Consider a general transformation \(T(u,v) = (x(u,v),y(u,v))\) and a uniform partition of the domain of \(T\text{.}\) At a point \((u_i,v_j)\) in our partition, the lines \(u=u_i\) and \(v=v_j\) can be viewed as parametric curves:
Tangent vectors to these curves are given by
The \((i,j)\)th rectangle, given by \(u_i\leq u\leq u_i+\Delta u\) and \(v_j\leq v\leq v_j+\Delta v\text{,}\) has area \(\Delta u \,Delta v\text{.}\)
Viewed another way, this rectangle is a parallelogram spanned by the vectors \(\Delta u\vec{i}\) and \(\Delta v\vec{j}\text{.}\) The area of this parallelogram is given by the determinant of the matrix whose columns are these vectors. Of course, this produces the same area:
Now, let's consider the corresponding region in the \(x,y\) plane. The curves in Figure 15.8.35 above can also be realized as parametric curves. In fact, they are precisely the composition of the curves above with our transformation, if we view \(T\) as a vectorvalued function. We have curves

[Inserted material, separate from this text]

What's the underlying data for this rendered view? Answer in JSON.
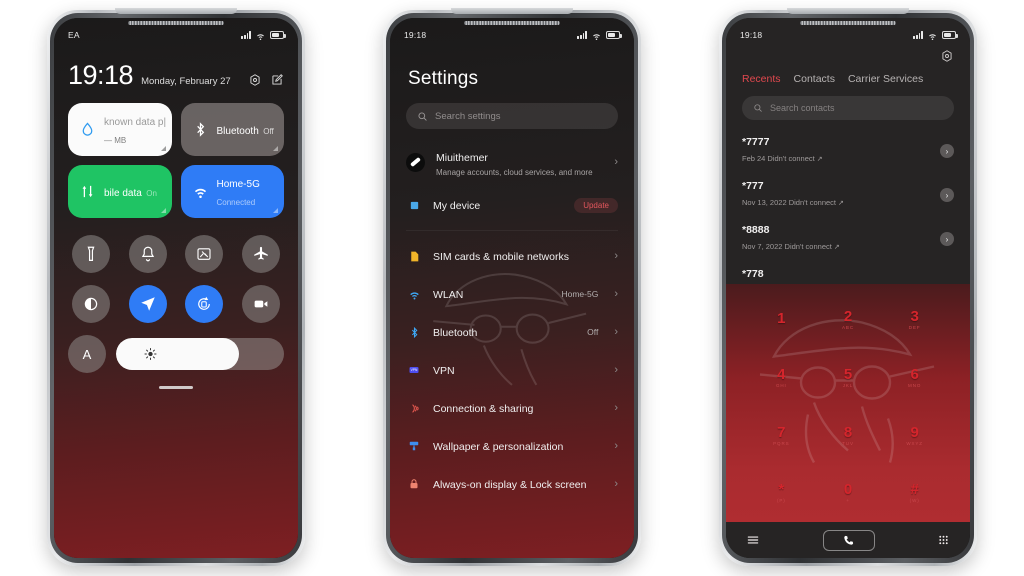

making up two of the four sides of our transformed rectangle.
Now, \(\vec{s}_1(t)\) and \(\vec{s}_2(t)\) are curves in general, not lines, and the image of our rectangle is no longer rectangular. But for \(\Delta u,\Delta v\) small enough, our curves are approximately linear, and the image of our rectangle is approximately a parallelogram. See Figure 15.8.36.
We can make linear approximations to vectorvalued functions in much the same way as we do for realvalued functions. We have

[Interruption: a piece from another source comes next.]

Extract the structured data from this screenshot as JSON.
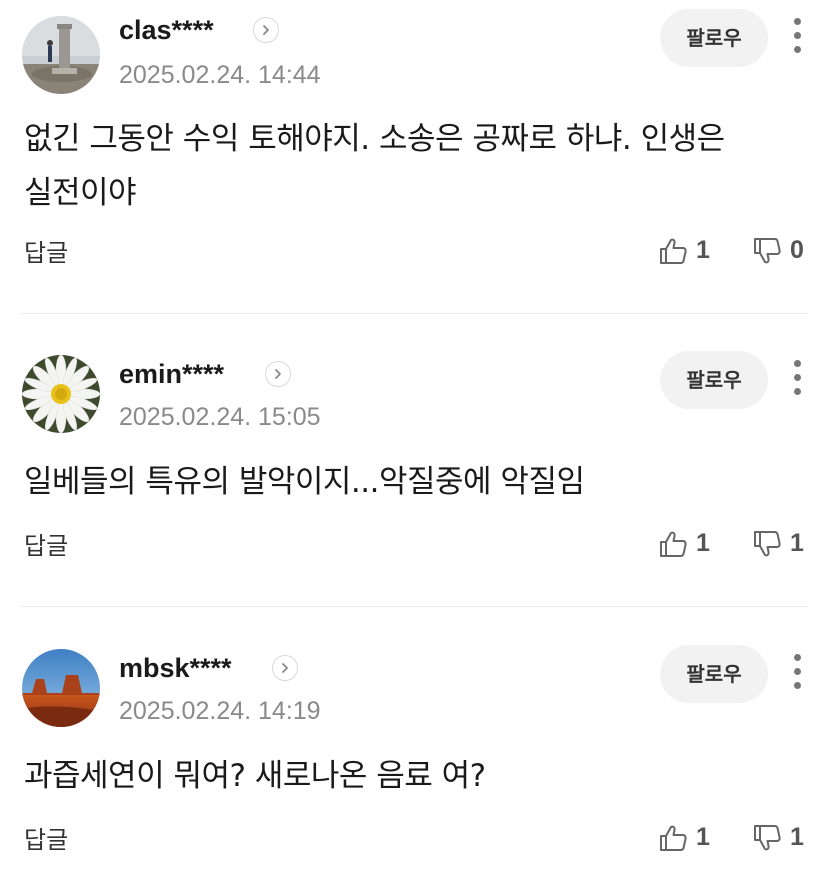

with a similar result for \(\vec{s}_2\text{.}\) This means that we can approximate the area of our transformed rectangle using the parallelogram spanned by the vectors
The area of our transformed region is therefore approximated by the area of the parallelogram spanned by the vectors \(\vec{a}\) and \(\vec{b}\text{:}\)
This is exactly the result we wanted: the area of our transformed rectangle is approximately the area of the original rectangle, multiplied by the Jacobian.
We can begin to see the change of variables formula by putting this result into the Riemann sum definition of the double integral:
This equation should be viewed somewhat skeptically. The area element on the left is that of a rectangle, not the parallelogram we ended up with above. The argument given here is far from a complete proof of Theorem 15.8.17, but the result is true nonetheless. The interested reader is directed to search online, or seek out the advanced calculus section of their library, should they wish to see a proof.